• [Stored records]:
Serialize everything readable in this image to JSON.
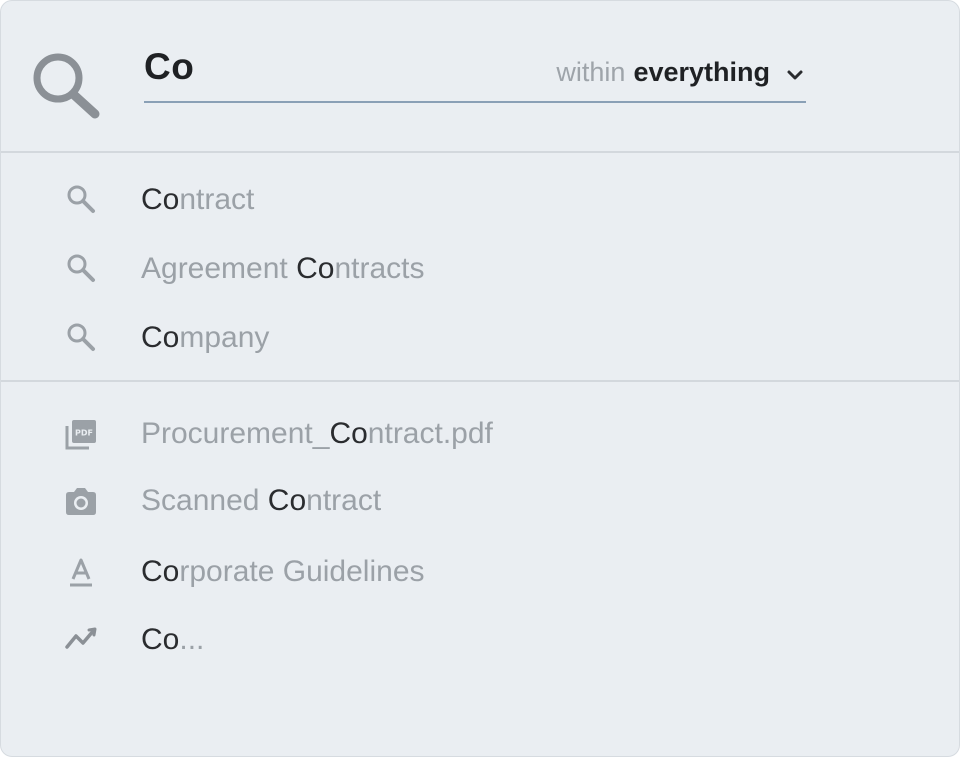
{
  "search": {
    "query": "Co",
    "scope_prefix": "within",
    "scope_value": "everything"
  },
  "query_suggestions": [
    {
      "icon": "search-icon",
      "before": "",
      "match": "Co",
      "after": "ntract"
    },
    {
      "icon": "search-icon",
      "before": "Agreement ",
      "match": "Co",
      "after": "ntracts"
    },
    {
      "icon": "search-icon",
      "before": "",
      "match": "Co",
      "after": "mpany"
    }
  ],
  "document_results": [
    {
      "icon": "pdf-icon",
      "before": "Procurement_",
      "match": "Co",
      "after": "ntract.pdf"
    },
    {
      "icon": "camera-icon",
      "before": "Scanned ",
      "match": "Co",
      "after": "ntract"
    },
    {
      "icon": "text-format-icon",
      "before": "",
      "match": "Co",
      "after": "rporate Guidelines"
    },
    {
      "icon": "trend-line-icon",
      "before": "",
      "match": "Co",
      "after": "..."
    }
  ],
  "colors": {
    "panel_background": "#eaeef2",
    "highlight_text": "#2a2c2f",
    "muted_text": "#9ba1a7",
    "underline": "#8aa0b6"
  }
}
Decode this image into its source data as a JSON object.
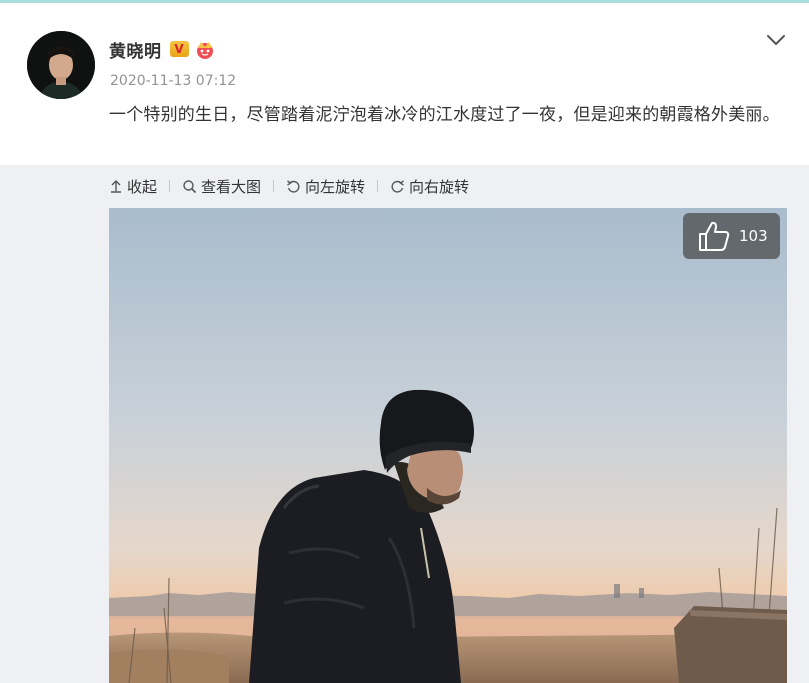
{
  "post": {
    "username": "黄晓明",
    "verified_badge": "V",
    "timestamp": "2020-11-13 07:12",
    "content": "一个特别的生日，尽管踏着泥泞泡着冰冷的江水度过了一夜，但是迎来的朝霞格外美丽。"
  },
  "toolbar": {
    "collapse_label": "收起",
    "view_large_label": "查看大图",
    "rotate_left_label": "向左旋转",
    "rotate_right_label": "向右旋转"
  },
  "image": {
    "like_count": "103"
  },
  "icons": {
    "collapse": "chevron-down-icon",
    "up_arrow": "up-arrow-icon",
    "magnifier": "search-icon",
    "rotate_left": "rotate-left-icon",
    "rotate_right": "rotate-right-icon",
    "like": "thumbs-up-icon",
    "crown": "crown-icon"
  },
  "colors": {
    "badge_gold": "#e8a317",
    "badge_red": "#d4262b",
    "time_gray": "#939393",
    "page_background": "#eff0f3"
  }
}
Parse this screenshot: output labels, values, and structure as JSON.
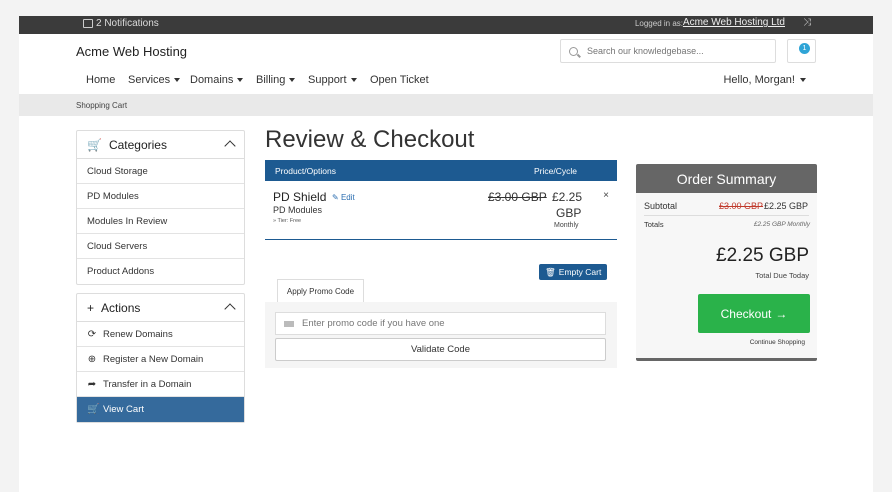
{
  "topbar": {
    "notifications": "2 Notifications",
    "logged_in_label": "Logged in as:",
    "account_name": "Acme Web Hosting Ltd"
  },
  "header": {
    "brand": "Acme Web Hosting",
    "search_placeholder": "Search our knowledgebase...",
    "cart_count": "1"
  },
  "nav": {
    "items": [
      {
        "label": "Home",
        "caret": false
      },
      {
        "label": "Services",
        "caret": true
      },
      {
        "label": "Domains",
        "caret": true
      },
      {
        "label": "Billing",
        "caret": true
      },
      {
        "label": "Support",
        "caret": true
      },
      {
        "label": "Open Ticket",
        "caret": false
      }
    ],
    "hello": "Hello, Morgan!"
  },
  "breadcrumb": "Shopping Cart",
  "sidebar": {
    "categories": {
      "title": "Categories",
      "items": [
        "Cloud Storage",
        "PD Modules",
        "Modules In Review",
        "Cloud Servers",
        "Product Addons"
      ]
    },
    "actions": {
      "title": "Actions",
      "items": [
        {
          "label": "Renew Domains",
          "icon": "refresh-icon"
        },
        {
          "label": "Register a New Domain",
          "icon": "globe-icon"
        },
        {
          "label": "Transfer in a Domain",
          "icon": "share-icon"
        },
        {
          "label": "View Cart",
          "icon": "cart-icon",
          "active": true
        }
      ]
    }
  },
  "main": {
    "title": "Review & Checkout",
    "table_head": {
      "product": "Product/Options",
      "price": "Price/Cycle"
    },
    "item": {
      "name": "PD Shield",
      "edit": "Edit",
      "group": "PD Modules",
      "tier": "» Tier: Free",
      "old_price": "£3.00 GBP",
      "new_price": "£2.25",
      "currency": "GBP",
      "cycle": "Monthly",
      "remove": "×"
    },
    "empty_cart": "Empty Cart",
    "promo": {
      "tab": "Apply Promo Code",
      "placeholder": "Enter promo code if you have one",
      "validate": "Validate Code"
    }
  },
  "summary": {
    "title": "Order Summary",
    "subtotal_label": "Subtotal",
    "subtotal_old": "£3.00 GBP",
    "subtotal_new": "£2.25 GBP",
    "totals_label": "Totals",
    "totals_value": "£2.25 GBP Monthly",
    "total": "£2.25 GBP",
    "total_due": "Total Due Today",
    "checkout": "Checkout",
    "continue": "Continue Shopping"
  },
  "colors": {
    "nav_blue": "#1d5a91",
    "active_blue": "#356a9c",
    "checkout_green": "#2ab24a",
    "summary_grey": "#666666",
    "badge_blue": "#2fa4d6"
  }
}
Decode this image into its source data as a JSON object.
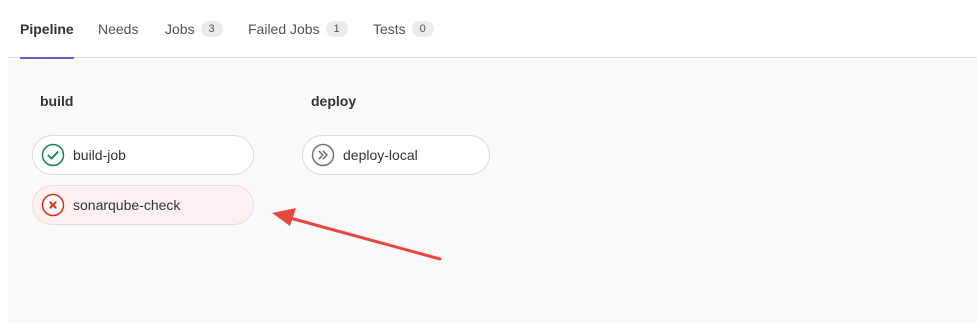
{
  "tabs": [
    {
      "label": "Pipeline",
      "count": null
    },
    {
      "label": "Needs",
      "count": null
    },
    {
      "label": "Jobs",
      "count": "3"
    },
    {
      "label": "Failed Jobs",
      "count": "1"
    },
    {
      "label": "Tests",
      "count": "0"
    }
  ],
  "stages": [
    {
      "name": "build",
      "jobs": [
        {
          "name": "build-job",
          "status": "success",
          "icon": "check-circle-icon"
        },
        {
          "name": "sonarqube-check",
          "status": "failed",
          "icon": "x-circle-icon"
        }
      ]
    },
    {
      "name": "deploy",
      "jobs": [
        {
          "name": "deploy-local",
          "status": "skipped",
          "icon": "skipped-circle-icon"
        }
      ]
    }
  ],
  "colors": {
    "success": "#108548",
    "failed": "#dd2b0e",
    "skipped": "#737278",
    "active_tab": "#6b5ac8",
    "annotation_arrow": "#e8483b"
  }
}
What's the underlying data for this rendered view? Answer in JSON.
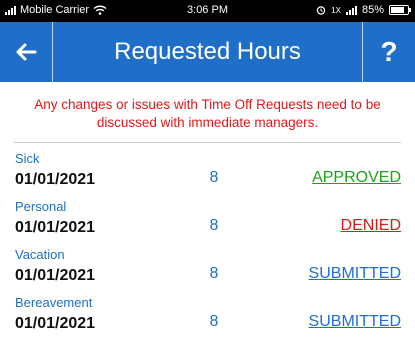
{
  "status_bar": {
    "carrier": "Mobile Carrier",
    "time": "3:06 PM",
    "battery": "85%",
    "battery_level": 0.85,
    "network_label": "1X"
  },
  "header": {
    "title": "Requested Hours",
    "back_icon": "left-arrow",
    "help_label": "?"
  },
  "notice": "Any changes or issues with Time Off Requests need to be discussed with immediate managers.",
  "colors": {
    "primary": "#1f6ec7",
    "approved": "#1fa11f",
    "denied": "#e01919",
    "submitted": "#1f6ec7",
    "notice": "#e01919"
  },
  "requests": [
    {
      "type": "Sick",
      "date": "01/01/2021",
      "hours": "8",
      "status": "APPROVED"
    },
    {
      "type": "Personal",
      "date": "01/01/2021",
      "hours": "8",
      "status": "DENIED"
    },
    {
      "type": "Vacation",
      "date": "01/01/2021",
      "hours": "8",
      "status": "SUBMITTED"
    },
    {
      "type": "Bereavement",
      "date": "01/01/2021",
      "hours": "8",
      "status": "SUBMITTED"
    }
  ]
}
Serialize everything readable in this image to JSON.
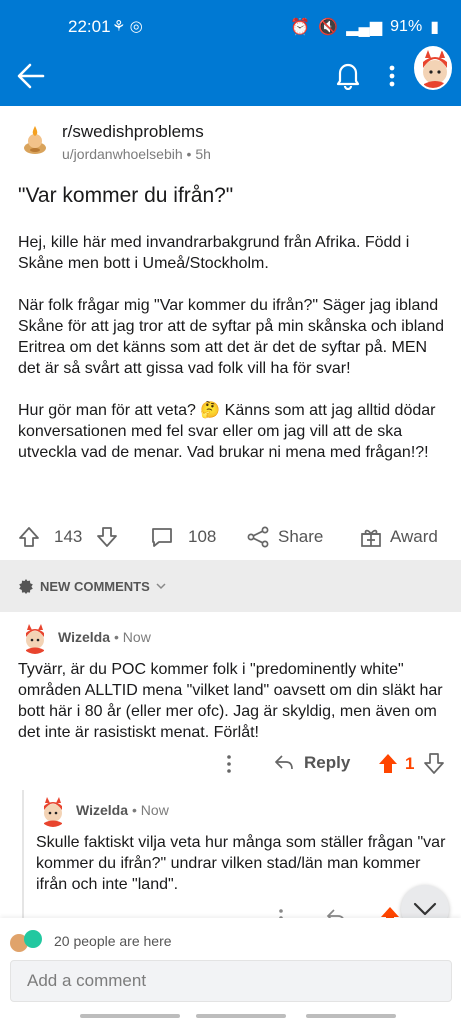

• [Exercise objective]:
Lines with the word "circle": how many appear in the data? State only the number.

• [Exercise output]:
3